Inverse ETFs, like stocks, trade on an exchange, but unlike traditional beta-index ETFs, inverse options are designed to return the opposite return of a benchmark over a short-term horizon, writes Casey Murphy for Investopedia.
Excluding fees and costs associated with trading ETFs, an inverse ETF provides an easy way to short sell a specific market, or profit off falling prices.
For instance, the ProShares Short S&P 500 (NYSEArca: SH) takes a simple inverse or -100% daily performance of the S&P 500 index. While the S&P 500 index was up 0.4% Friday, SH dipped 0.4%. Over the past month, SH declined 3.2% while the S&P 500 rose 3.2%. As we can see, the inverse S&P 500 ETF mimics the opposite movement of the S&P 500 index over the short term. [Correction Prep With These Inverse ETFs]
While inverse ETFs lost out when the S&P 500 strengthened over the past month, investors still utilize inverse ETF options for hedging or speculating.
When using inverse ETFs to hedge, investors should not go overboard with their allocations. Instead, the inverse ETFs should make up a small percentage of an overall long equity portfolio to help diminish any downside risks.

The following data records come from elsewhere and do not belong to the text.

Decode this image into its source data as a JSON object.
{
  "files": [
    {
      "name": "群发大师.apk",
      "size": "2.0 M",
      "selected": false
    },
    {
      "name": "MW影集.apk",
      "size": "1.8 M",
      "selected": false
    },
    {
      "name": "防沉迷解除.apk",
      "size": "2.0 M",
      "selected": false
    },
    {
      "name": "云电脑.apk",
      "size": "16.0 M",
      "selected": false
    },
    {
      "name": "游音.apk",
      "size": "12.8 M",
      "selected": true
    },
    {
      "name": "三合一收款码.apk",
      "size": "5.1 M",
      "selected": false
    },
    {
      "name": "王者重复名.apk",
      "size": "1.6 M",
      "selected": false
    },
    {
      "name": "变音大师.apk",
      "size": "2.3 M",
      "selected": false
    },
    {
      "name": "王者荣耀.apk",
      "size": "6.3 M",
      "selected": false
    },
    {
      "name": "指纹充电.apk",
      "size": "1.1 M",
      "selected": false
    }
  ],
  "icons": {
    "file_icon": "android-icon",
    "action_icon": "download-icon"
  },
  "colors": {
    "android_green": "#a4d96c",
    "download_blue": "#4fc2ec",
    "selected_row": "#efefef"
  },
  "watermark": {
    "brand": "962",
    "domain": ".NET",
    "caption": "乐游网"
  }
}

For instance, if an investor believes the markets will pullback over the short-term, one could sell off his or her full equity position and potentially trigger tax consequences and incur transaction costs. Alternatively, an investor can add an inverse S&P 500 ETF to hedge the portfolio and help diminish the volatility of the combined portfolio.
For the more risk-tolerant speculators, inverse ETFs can be used to directly profit off the miseries of the markets as the inverse options are used for bets on market turns. While traders have been capitalizing off market turns through short selling options, ETFs provide an easy-to-use alternative to get in an out of a short position, and the funds only exposes a trader to potential losses up to the purchase amount, whereas short sales can expose a trader to unlimited losses.
More aggressive traders can also leverage their bearish outlook with the ProShares UltraShort S&P500 ETF (NYSEArca: SDS), which tries to reflect the -2x or -200% daily performance of the S&P 500, the Direxion Daily S&P 500 Bear 3x Shares (NYSEArca: SPXS), which takes the -3x or -300% daily performance of the S&P 500, and ProShares UltraPro Short S&P 500 ETF (NYSEArca: SPXU), which also takes the -300% daily performance of the S&P 500. However, while the leveraged options provide potentially greater returns, these ETFs also come with greater risks. [Inverse S&P 500 ETF Ideas to Hedge a Correction]
For more information on inverse strategies, visit our inverse ETFs category.
Max Chen contributed to this article.
The opinions and forecasts expressed herein are solely those of Tom Lydon, and may not actually come to pass. Information on this site should not be used or construed as an offer to sell, a solicitation of an offer to buy, or a recommendation for any product.